Louis Sachar is an amazing children’s author. We plan to tackle some of his longer works, like Holes, in a few years. For now, we’re sad to have run out of Wayside School books to read!
Judy Moody & Stink Moody Series
My son’s current favorite series is Stink Moody. The stories are funny and a bit gross (playing to the crowd) but notable for several reasons. One is that Stink often learns interpersonal skills and other life lessons without the books ever getting preachy. Another is the supportive presence of both Mom and Dad – in contrast to many kids’ books in which the parents are either absent or totally unhelpful.
Another bonus is that Stink’s relationship with his older sister Judy is generally positive, even though they bicker at times. Judy actually has her own series, of which Stink is a spinoff. But we tackled the Stink series first because I thought it would appeal to my son more. As it turns out, he likes Judy and her friends as well as Stink and his. As for me, I’m waiting until Stink’s buddy Sophie of the Elves gets her own spinoff.
The other read alouds that we have planned have to do with our history curriculum, which I’ll delve into in a future post!
The next group of books were my son’s first “real books” that he read after graduating from the Bob series. In some cases, we read them aloud to him first, after which he picked them up and read them again. Later on, we discovered that he “mysteriously” knew what was about to happen as we were reading together – he had started reading ahead!
All of these are great for having limited text per page, lots of space between lines, full page illustrations, and simpler to sound out words.

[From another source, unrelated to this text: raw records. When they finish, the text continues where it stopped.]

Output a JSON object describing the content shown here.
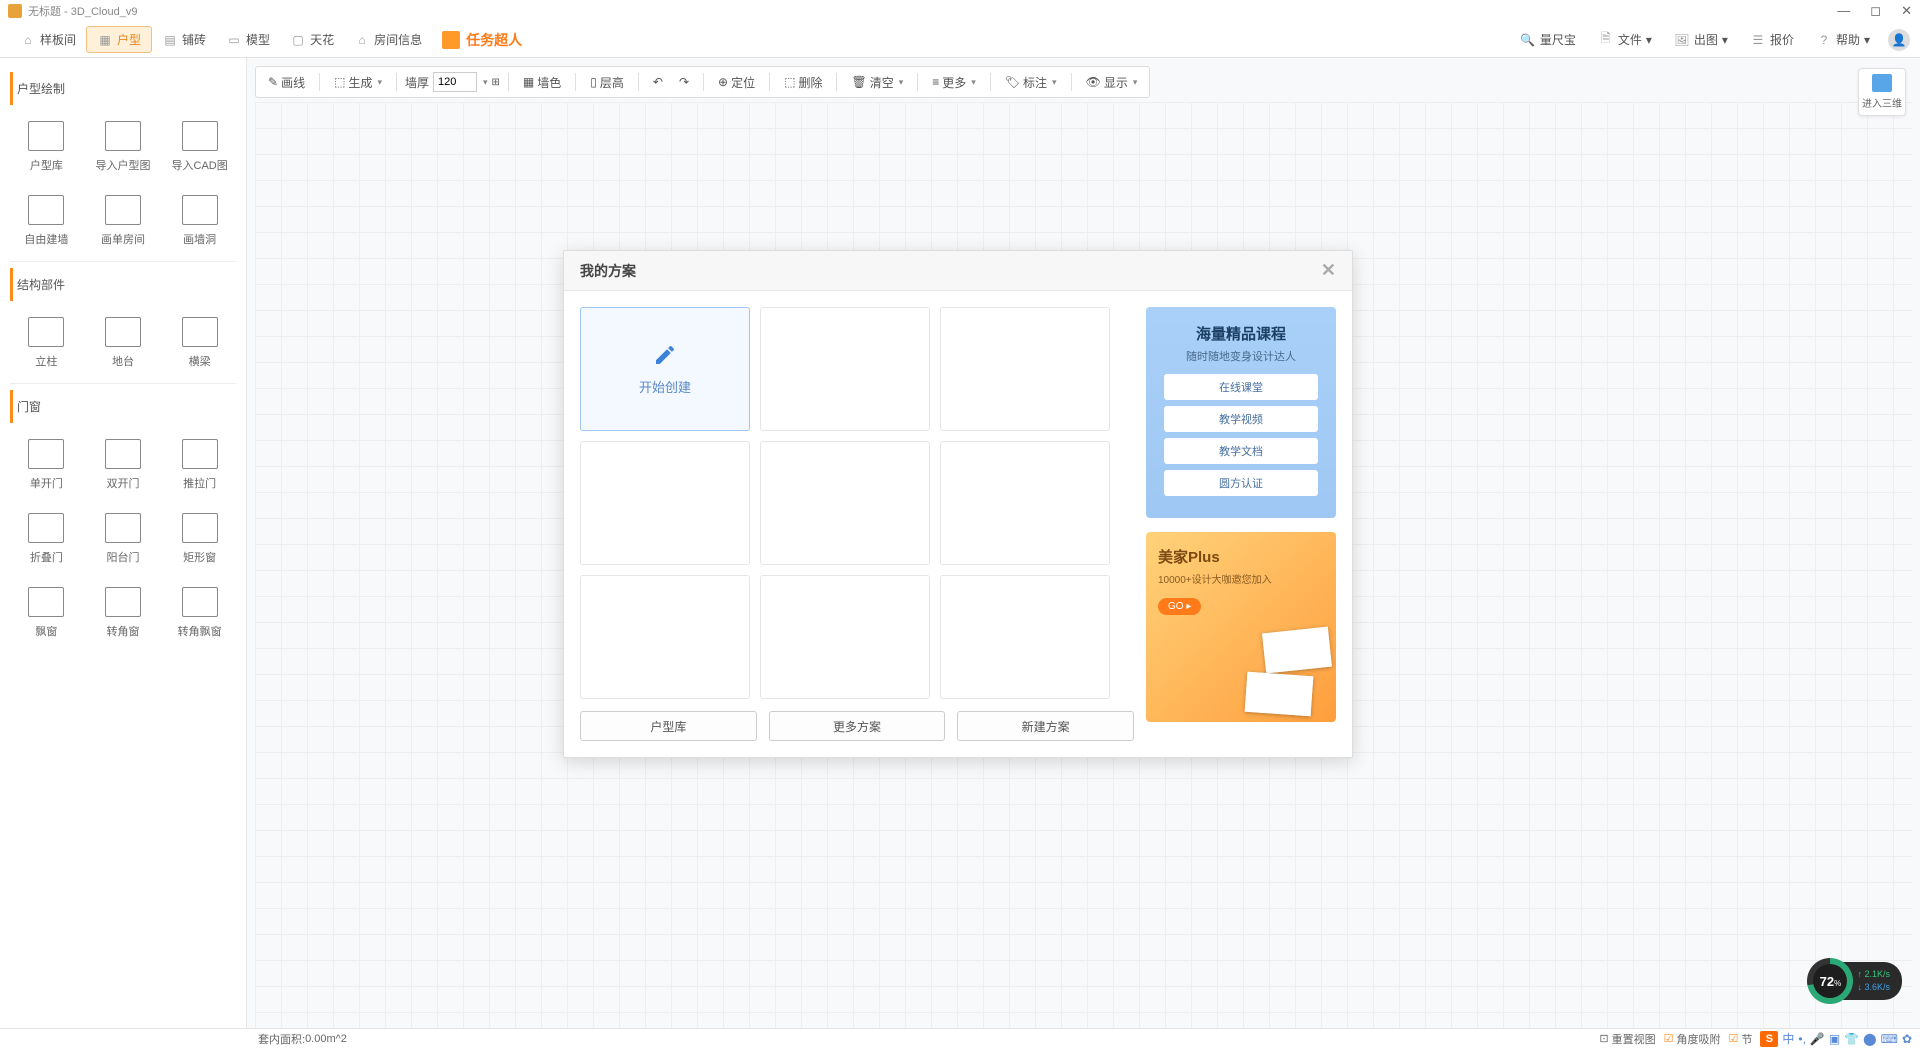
{
  "title": "无标题 - 3D_Cloud_v9",
  "mainToolbar": {
    "left": [
      {
        "id": "template",
        "label": "样板间"
      },
      {
        "id": "plan",
        "label": "户型",
        "active": true
      },
      {
        "id": "tile",
        "label": "铺砖"
      },
      {
        "id": "model",
        "label": "模型"
      },
      {
        "id": "ceiling",
        "label": "天花"
      },
      {
        "id": "roominfo",
        "label": "房间信息"
      }
    ],
    "brand": "任务超人",
    "right": [
      {
        "id": "ruler",
        "label": "量尺宝"
      },
      {
        "id": "file",
        "label": "文件"
      },
      {
        "id": "export",
        "label": "出图"
      },
      {
        "id": "quote",
        "label": "报价"
      },
      {
        "id": "help",
        "label": "帮助"
      }
    ]
  },
  "subToolbar": {
    "draw": "画线",
    "generate": "生成",
    "wallThickLabel": "墙厚",
    "wallThick": "120",
    "wallColor": "墙色",
    "floorHeight": "层高",
    "locate": "定位",
    "delete": "删除",
    "clear": "清空",
    "more": "更多",
    "mark": "标注",
    "display": "显示"
  },
  "enter3d": "进入三维",
  "sidebar": {
    "sections": [
      {
        "title": "户型绘制",
        "items": [
          {
            "label": "户型库"
          },
          {
            "label": "导入户型图"
          },
          {
            "label": "导入CAD图"
          },
          {
            "label": "自由建墙"
          },
          {
            "label": "画单房间"
          },
          {
            "label": "画墙洞"
          }
        ]
      },
      {
        "title": "结构部件",
        "items": [
          {
            "label": "立柱"
          },
          {
            "label": "地台"
          },
          {
            "label": "横梁"
          }
        ]
      },
      {
        "title": "门窗",
        "items": [
          {
            "label": "单开门"
          },
          {
            "label": "双开门"
          },
          {
            "label": "推拉门"
          },
          {
            "label": "折叠门"
          },
          {
            "label": "阳台门"
          },
          {
            "label": "矩形窗"
          },
          {
            "label": "飘窗"
          },
          {
            "label": "转角窗"
          },
          {
            "label": "转角飘窗"
          }
        ]
      }
    ]
  },
  "modal": {
    "title": "我的方案",
    "create": "开始创建",
    "buttons": {
      "lib": "户型库",
      "more": "更多方案",
      "new": "新建方案"
    },
    "promo1": {
      "title": "海量精品课程",
      "subtitle": "随时随地变身设计达人",
      "btns": [
        "在线课堂",
        "教学视频",
        "教学文档",
        "圆方认证"
      ]
    },
    "promo2": {
      "title": "美家Plus",
      "subtitle": "10000+设计大咖邀您加入",
      "go": "GO ▸"
    }
  },
  "status": {
    "area_label": "套内面积:",
    "area_value": "0.00m^2",
    "resetView": "重置视图",
    "angleSnap": "角度吸附",
    "node": "节"
  },
  "perf": {
    "pct": "72",
    "unit": "%",
    "up": "2.1K/s",
    "down": "3.6K/s"
  }
}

But they’re also real stories with real characters. That makes them a nice next step up from beginner phonics readers.
The Oliver and Amanda Pig series – There are many books in this series, some of which seem to still be in print, but all were available at our local library. We enjoyed the tales of a young brother and sister (especially as the sister got older) and their life at home with family and friends. The stories were short and sweet, and my son really identified with both Oliver and Amanda in different ways.
Frog and Toad – These books are hilarious, sometimes in subtle ways. Frog and Toad are a bit like Bert and Ernie from Sesame Street, but tend to get along better and help each other out more.
Mouse Soup & Mouse Tales are beautifully written, memorable stories. By the author of the Frog and Toad series.
I could mention many more, but this is enough to get started!
Playing with language
This last recommendation for developing reading skills actually doesn’t involve reading. Singing, rhyming, making up stories, playing guessing games with spelling, and discussing what you’re reading are excellent ways to cultivate your child’s reading skills. Besides, they’re fun!